Just when you thought solutions to what should be minor problems couldn’t get any more absurd, Kilmer Middle School in Vienna, Virginia, has decided to institute an absolute ban on physical contact.
Why, one might ask? Well, because of overcrowding and behavior problems, of course!
Deborah Hernandez, Kilmer's principal, said the rule makes sense in a school that was built for 850 students but houses 1,100. She said that students should have their personal space protected and that many lack the maturity to understand what is acceptable or welcome.
"You get into shades of gray," Hernandez said. "The kids say, 'If he can high-five, then I can do this.' "
Right. And it’s the job of adults to use discretion and good sense to stop the “this” that’s disruptive and allow the “high-five” that’s not instead of instituting absurd absolutes to make it easier on incompetent teachers and administrators who want to cover their derrieres.
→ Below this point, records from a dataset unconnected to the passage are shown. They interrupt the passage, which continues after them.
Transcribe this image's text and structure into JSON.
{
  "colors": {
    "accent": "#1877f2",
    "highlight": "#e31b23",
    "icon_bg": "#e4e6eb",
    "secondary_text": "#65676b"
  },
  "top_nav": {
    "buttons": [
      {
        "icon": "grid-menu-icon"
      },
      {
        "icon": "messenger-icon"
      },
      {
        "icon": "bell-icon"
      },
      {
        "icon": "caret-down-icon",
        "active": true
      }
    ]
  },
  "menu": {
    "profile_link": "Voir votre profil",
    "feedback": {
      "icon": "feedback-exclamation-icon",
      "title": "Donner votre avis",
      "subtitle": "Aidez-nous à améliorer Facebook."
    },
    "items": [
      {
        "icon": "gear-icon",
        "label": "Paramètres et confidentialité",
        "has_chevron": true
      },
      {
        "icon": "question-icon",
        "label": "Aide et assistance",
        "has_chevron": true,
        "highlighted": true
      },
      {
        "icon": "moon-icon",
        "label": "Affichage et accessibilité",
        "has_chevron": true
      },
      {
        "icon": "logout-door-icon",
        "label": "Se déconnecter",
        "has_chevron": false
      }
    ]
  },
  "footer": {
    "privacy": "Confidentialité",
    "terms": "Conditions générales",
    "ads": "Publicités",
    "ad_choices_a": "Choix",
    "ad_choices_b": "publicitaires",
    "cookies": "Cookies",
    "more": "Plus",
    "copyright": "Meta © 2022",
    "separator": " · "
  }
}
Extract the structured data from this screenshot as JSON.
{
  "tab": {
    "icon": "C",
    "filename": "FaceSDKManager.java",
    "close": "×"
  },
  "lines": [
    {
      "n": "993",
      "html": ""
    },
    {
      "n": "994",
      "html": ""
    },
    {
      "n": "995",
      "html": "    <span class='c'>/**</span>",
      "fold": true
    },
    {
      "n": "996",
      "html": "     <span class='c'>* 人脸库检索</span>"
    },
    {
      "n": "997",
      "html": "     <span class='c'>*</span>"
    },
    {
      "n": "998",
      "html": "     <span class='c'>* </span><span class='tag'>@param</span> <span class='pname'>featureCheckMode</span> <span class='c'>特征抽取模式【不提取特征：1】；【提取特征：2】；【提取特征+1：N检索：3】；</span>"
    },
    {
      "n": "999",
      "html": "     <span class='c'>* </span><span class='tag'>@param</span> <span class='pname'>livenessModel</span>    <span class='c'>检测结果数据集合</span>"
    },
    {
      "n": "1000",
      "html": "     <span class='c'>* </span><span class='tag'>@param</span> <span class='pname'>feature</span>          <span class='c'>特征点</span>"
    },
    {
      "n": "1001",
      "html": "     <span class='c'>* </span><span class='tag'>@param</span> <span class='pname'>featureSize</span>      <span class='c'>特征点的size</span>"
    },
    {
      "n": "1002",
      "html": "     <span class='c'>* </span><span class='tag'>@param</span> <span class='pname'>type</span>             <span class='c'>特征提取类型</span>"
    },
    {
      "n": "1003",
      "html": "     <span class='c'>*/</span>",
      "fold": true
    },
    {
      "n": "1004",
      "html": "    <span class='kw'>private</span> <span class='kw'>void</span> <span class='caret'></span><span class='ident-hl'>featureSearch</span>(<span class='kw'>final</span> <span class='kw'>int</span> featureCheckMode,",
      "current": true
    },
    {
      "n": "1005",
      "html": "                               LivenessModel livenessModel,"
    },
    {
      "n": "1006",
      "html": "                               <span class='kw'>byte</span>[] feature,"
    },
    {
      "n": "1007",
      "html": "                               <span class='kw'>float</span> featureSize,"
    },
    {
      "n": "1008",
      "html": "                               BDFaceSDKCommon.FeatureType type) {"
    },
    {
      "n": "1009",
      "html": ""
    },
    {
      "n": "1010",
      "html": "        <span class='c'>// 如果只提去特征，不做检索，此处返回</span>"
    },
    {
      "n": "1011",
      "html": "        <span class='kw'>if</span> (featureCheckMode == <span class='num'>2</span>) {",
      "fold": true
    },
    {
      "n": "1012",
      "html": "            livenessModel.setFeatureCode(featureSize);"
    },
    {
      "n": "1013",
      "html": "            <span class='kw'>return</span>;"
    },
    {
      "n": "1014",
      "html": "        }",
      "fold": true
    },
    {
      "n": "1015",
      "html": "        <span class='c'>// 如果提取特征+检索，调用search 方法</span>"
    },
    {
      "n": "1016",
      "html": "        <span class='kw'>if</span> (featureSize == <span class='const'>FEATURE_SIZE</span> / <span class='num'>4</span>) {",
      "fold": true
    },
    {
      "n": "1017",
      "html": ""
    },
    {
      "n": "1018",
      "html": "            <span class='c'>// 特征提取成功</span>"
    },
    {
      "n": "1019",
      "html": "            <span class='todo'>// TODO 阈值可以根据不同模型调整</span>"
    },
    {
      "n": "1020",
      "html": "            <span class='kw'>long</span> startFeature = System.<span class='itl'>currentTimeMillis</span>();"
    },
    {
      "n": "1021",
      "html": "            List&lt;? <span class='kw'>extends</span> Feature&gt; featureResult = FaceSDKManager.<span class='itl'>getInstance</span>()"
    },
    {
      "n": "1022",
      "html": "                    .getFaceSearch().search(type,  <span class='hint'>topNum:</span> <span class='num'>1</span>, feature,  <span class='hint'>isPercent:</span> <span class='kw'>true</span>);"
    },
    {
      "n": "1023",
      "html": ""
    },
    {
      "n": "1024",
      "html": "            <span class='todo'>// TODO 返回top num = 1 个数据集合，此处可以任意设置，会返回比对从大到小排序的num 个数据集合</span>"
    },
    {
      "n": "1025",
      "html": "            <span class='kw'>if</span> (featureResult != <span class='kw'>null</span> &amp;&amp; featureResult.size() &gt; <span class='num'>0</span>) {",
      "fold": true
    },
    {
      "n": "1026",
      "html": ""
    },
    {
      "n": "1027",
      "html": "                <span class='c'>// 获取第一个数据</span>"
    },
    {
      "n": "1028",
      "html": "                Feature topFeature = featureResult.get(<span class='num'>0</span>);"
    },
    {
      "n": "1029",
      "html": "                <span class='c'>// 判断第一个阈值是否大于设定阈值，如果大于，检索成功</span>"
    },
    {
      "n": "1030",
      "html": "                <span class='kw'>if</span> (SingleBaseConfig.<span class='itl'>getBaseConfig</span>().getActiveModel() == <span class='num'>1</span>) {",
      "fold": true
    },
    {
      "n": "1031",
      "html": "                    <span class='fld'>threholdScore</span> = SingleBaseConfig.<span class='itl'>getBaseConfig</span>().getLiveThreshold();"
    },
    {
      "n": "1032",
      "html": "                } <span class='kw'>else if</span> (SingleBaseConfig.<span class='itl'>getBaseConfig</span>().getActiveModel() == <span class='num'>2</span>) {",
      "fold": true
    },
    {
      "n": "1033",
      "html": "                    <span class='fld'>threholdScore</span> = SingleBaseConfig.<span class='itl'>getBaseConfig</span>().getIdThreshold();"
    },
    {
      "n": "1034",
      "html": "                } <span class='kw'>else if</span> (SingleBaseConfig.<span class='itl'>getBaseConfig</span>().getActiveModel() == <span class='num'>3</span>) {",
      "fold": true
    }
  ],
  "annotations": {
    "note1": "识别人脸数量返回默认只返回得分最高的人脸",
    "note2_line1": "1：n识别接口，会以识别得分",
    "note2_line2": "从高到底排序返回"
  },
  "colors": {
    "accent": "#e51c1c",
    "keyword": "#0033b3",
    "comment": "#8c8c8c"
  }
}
A hug may be a handshake from the heart, but neither form of platonic affection is allowed at Kilmer. Seventh-grader Hal Beaulieu found that out after getting busted for briefly hugging his girlfriend during lunch. Big no-no.
A review of the policy might be on the way, but here’s an idea: how about parents get to choose the school that works for their child? That way we could have schools without physical contact for the Puritanical or law-and-order types, and hug-fest schools for the “visualize world peace” folks.
Education tax credits are a great way to expand that choice for parents in Virginia. And they would also solve the overcrowding problem that Principal Hernandez mentions . . . I’m sure at least 250 students would happily transfer to a hugging-allowed school if they had a tax credit program to help them make that choice.